→ **Exercise requirements**
Search the material for the string "Przepisy" and copy each line where it occurs.

→ **Records**
- - -

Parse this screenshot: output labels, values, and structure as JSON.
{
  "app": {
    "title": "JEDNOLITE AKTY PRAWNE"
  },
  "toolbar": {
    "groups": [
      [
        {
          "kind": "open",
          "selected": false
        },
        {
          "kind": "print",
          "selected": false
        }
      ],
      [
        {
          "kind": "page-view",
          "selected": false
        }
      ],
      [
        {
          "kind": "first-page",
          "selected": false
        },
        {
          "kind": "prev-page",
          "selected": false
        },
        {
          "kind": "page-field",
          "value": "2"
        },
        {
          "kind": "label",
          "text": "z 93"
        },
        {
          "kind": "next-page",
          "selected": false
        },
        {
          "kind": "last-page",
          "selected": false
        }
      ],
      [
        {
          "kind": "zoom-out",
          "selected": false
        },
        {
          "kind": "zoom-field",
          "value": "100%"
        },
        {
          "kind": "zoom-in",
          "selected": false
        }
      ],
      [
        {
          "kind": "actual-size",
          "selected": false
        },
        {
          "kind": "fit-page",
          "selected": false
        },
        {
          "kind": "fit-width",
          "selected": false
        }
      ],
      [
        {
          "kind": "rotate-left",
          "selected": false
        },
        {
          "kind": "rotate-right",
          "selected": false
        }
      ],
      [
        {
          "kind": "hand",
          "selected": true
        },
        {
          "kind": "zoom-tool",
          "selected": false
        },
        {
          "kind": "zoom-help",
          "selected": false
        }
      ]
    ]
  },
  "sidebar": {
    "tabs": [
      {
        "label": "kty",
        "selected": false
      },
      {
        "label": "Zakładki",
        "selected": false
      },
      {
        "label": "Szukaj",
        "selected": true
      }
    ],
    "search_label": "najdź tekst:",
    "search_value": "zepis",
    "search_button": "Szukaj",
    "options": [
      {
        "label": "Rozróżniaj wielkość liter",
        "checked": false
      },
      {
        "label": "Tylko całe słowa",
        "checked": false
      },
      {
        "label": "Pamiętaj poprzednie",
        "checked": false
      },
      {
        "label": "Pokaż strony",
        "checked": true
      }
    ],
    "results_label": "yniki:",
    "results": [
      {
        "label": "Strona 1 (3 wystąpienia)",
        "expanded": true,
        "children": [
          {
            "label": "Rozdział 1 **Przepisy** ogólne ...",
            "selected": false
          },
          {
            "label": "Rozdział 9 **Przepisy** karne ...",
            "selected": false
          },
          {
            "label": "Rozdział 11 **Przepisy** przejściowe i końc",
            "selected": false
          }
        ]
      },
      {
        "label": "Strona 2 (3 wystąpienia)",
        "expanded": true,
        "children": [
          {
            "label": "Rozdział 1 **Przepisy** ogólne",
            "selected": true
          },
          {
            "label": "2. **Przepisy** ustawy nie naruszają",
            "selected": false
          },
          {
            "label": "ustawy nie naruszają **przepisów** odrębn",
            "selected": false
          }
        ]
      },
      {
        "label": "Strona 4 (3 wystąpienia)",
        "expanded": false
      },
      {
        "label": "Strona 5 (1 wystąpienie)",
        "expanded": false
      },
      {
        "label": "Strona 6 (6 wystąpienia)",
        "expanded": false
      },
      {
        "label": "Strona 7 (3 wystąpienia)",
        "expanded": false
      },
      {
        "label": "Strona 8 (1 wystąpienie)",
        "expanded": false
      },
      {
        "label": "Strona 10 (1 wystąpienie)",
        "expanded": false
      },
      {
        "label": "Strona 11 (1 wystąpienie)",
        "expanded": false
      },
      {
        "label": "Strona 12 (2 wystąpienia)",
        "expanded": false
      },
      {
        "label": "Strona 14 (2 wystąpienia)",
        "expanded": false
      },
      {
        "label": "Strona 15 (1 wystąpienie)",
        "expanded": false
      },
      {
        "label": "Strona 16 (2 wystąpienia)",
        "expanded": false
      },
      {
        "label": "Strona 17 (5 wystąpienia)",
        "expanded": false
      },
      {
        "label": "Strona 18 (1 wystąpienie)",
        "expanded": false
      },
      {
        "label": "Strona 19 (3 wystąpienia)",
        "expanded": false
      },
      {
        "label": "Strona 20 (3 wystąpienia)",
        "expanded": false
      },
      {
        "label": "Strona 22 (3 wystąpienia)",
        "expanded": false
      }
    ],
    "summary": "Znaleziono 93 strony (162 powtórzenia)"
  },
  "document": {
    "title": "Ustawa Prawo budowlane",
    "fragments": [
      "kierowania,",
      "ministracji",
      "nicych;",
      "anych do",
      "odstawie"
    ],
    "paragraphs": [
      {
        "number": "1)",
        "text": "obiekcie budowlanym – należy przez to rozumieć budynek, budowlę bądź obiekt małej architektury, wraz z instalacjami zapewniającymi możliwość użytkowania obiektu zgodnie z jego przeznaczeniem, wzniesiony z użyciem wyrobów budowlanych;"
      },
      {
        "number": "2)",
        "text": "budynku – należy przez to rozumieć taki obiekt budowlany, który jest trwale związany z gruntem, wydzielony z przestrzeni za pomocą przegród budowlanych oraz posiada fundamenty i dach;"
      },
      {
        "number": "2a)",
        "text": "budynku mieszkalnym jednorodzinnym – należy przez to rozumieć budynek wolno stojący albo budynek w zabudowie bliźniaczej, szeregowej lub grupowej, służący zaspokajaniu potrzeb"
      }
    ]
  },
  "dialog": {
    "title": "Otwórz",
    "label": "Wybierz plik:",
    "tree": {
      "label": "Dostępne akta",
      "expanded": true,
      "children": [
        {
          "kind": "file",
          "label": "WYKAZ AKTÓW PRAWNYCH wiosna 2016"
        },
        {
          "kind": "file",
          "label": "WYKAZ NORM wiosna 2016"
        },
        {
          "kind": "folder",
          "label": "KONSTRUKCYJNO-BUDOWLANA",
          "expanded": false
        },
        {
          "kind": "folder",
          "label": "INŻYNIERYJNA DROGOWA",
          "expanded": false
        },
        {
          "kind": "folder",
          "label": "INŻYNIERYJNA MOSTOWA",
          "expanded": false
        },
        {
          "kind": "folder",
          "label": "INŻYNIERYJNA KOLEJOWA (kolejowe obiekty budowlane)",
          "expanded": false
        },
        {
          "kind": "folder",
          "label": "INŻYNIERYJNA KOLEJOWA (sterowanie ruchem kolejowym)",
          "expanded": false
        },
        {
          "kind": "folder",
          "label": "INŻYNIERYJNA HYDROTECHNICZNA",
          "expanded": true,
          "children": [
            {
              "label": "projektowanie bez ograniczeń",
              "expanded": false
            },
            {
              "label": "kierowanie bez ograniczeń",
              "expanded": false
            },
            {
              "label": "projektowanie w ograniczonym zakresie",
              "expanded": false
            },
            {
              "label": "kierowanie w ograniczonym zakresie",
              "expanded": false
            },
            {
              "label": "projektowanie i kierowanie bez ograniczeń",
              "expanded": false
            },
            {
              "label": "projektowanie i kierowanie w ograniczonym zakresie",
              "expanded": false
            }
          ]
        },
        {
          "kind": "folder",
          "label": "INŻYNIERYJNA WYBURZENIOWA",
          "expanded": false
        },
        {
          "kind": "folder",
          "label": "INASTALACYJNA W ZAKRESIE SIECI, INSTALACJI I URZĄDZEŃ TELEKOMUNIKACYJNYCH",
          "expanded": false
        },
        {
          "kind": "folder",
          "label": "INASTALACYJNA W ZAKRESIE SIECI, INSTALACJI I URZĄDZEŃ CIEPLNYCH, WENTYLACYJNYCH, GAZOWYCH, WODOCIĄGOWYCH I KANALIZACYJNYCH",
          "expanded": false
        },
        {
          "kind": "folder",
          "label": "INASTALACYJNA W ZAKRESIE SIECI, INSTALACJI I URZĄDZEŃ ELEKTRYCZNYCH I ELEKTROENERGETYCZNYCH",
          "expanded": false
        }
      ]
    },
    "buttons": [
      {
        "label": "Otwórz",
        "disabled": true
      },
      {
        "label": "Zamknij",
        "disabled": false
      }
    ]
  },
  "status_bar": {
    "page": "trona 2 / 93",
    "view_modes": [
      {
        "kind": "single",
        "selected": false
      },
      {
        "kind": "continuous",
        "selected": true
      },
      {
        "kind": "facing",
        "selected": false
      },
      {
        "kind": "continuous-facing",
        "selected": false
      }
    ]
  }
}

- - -

→ **Response to the task**
            "label": "Rozdział 1 **Przepisy** ogólne ...",
            "label": "Rozdział 9 **Przepisy** karne ...",
            "label": "Rozdział 11 **Przepisy** przejściowe i końc",
            "label": "Rozdział 1 **Przepisy** ogólne",
            "label": "2. **Przepisy** ustawy nie naruszają",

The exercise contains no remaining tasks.